Feb. 03, 2021, by Anais Lamelliere and Nicolas Paulhac
Parametric Monotype: From Illustrator to Substance, in Beauty Packaging Design
The Substance Source team explores the potential of using 3D tools to complement 2D workflows, when designing high-quality packaging products.
Showcasing power of Substance toolset in the design of beauty packaging
The Substance 3D Assets team is insatiably curious, forever peering into new sectors, and discovering new areas of professional activity. We’ve previously delved into the worlds of sportswear, procedural fashion, and product design. But for a while now that curiosity has been rising up, a faint itch in search of being scratched.
And so our curious delving-about begins again. This time around, we’re looking into the design of beauty packaging. This is a sector which is increasingly using digital tools, and so has changing needs: it has a growing requirement for photorealistic images and digital libraries of materials; these in turn facilitate the creation of communication visuals, and can prove more cost-effective than ‘classic’ photo shoots. This increasing use of digital tools also grants us the possibility to showcase the power of the Substance toolset, as applied to the visualization of packaging goods.
Creating our own unique range of beauty packaging
And so, for this investigation into the realm of beauty packaging, the team created its own unique range of beauty packaging. The thesis: 3D tools can complement 2D designs, in that texturing and digital visualization provide enormous potential for efficient development and iteration around a complete lineup of packaging. Like this, a designer of a visual lineup can share creations with a 3D artist directly, greatly facilitating the creation of visuals for an e-commerce or retail platform.
Other motivators of this project
An exploration of improved efficacy was not the only motivator of this project, however. More and more, we are all forced to question the sustainability of our own habits, and the ethics of the way we act as consumers – and manufacturers too must increasingly confront these questions. And so another driving force behind this project was a need to prioritize sustainable manufacturing practices. Could we act in a more environmentally conscious way in terms of how we approach the design process itself? And could we incorporate materials that would emphasize this conscientious approach if such packaging designs were to theoretically enter mass production?
In order to effectively showcase our packaging design, of course, we would need to present that design artfully. The Substance 3D Assets team had previously worked with 3D artist Ronan Mahon to create the short films mentioned above; now Anais Lamelliere and Nicolas Paulhac approached Ronan once more to create a film to highlight the remarkable quality attainable when approaching packaging design with a mix of 2D and 3D approaches.
As initially mentioned, considerations for this particular packaging design are rooted in a collective return to ethical conscientiousness that we are currently experiencing, which is pushing us to re-evaluate how products are made, how to manufacture them, and the true extent of their environmental impact.
Additionally, from a viewpoint of greater efficiency, texturing and digital visualization provide enormous potential for development and iteration around a complete lineup of packaging.
The key outcomes that we’ve discovered in developing this product range, and short film, support these initial ideas that motivated this projects: using a comprehensive library of parametric materials, such a design exercise demands only a small investment in terms of time and money, while maintaining a level of quality that is comparable with more conventional methods.
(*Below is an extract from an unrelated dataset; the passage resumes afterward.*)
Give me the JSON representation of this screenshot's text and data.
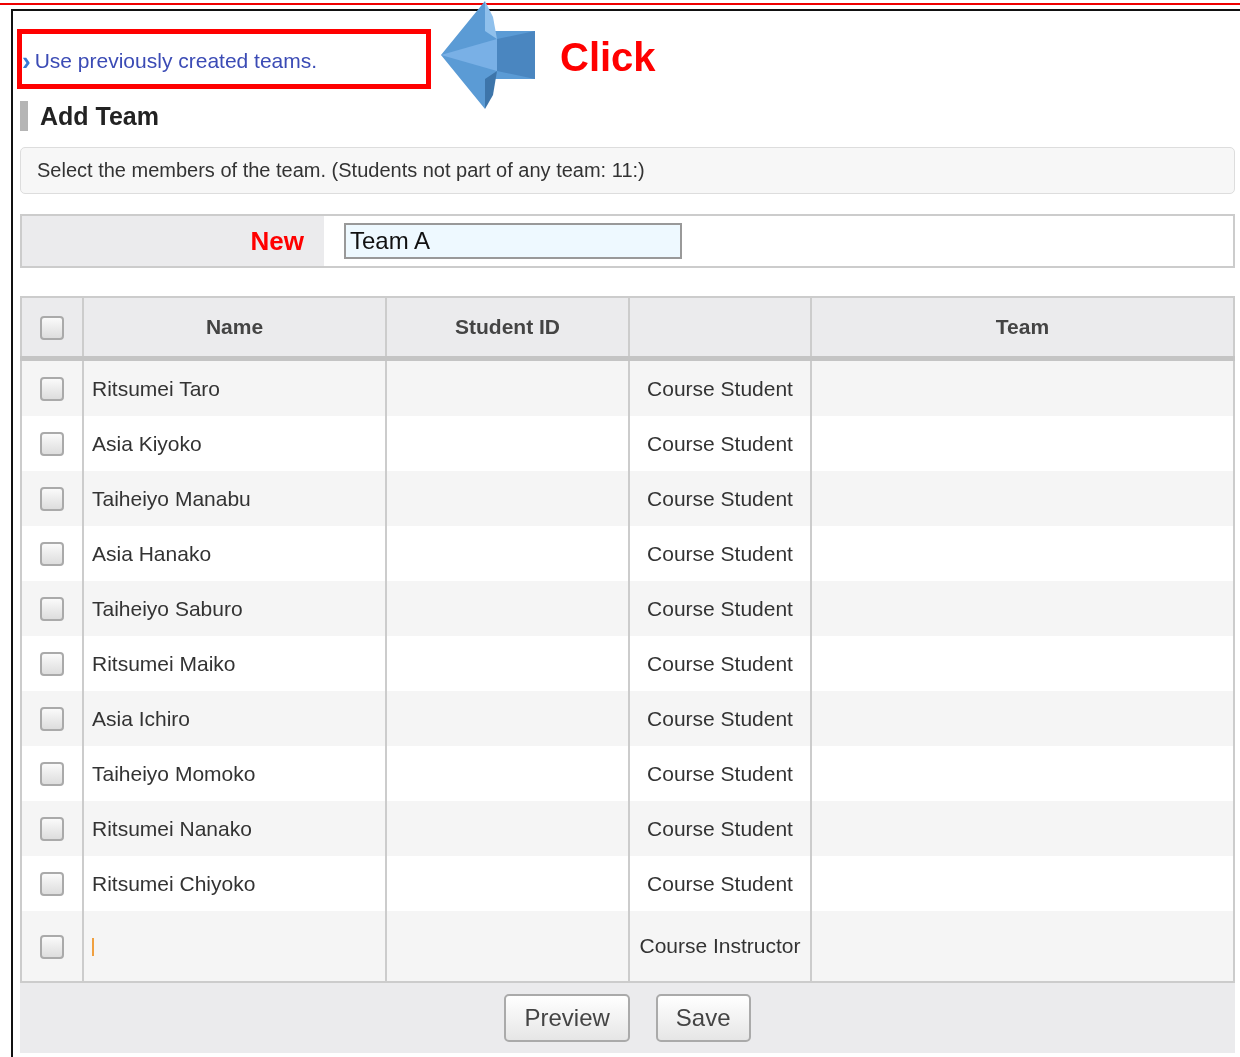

Using 3D tools – such as the Substance toolset – for packaging design, the potential cost benefits are real and significant.
As seen in this project, the suppleness and understatement of natural materials – natural cardboard, along with leaves and petals – can be combined with ethical and sustainable production and retail processes. The resources required for this design approach are low, in terms of both time and money. Furthermore, 3D visualization of designs grants the flexibility to refresh displays, images, and layouts more frequently than might otherwise be the case.
The Packaging Materials Collection is available now on Substance 3D Assets.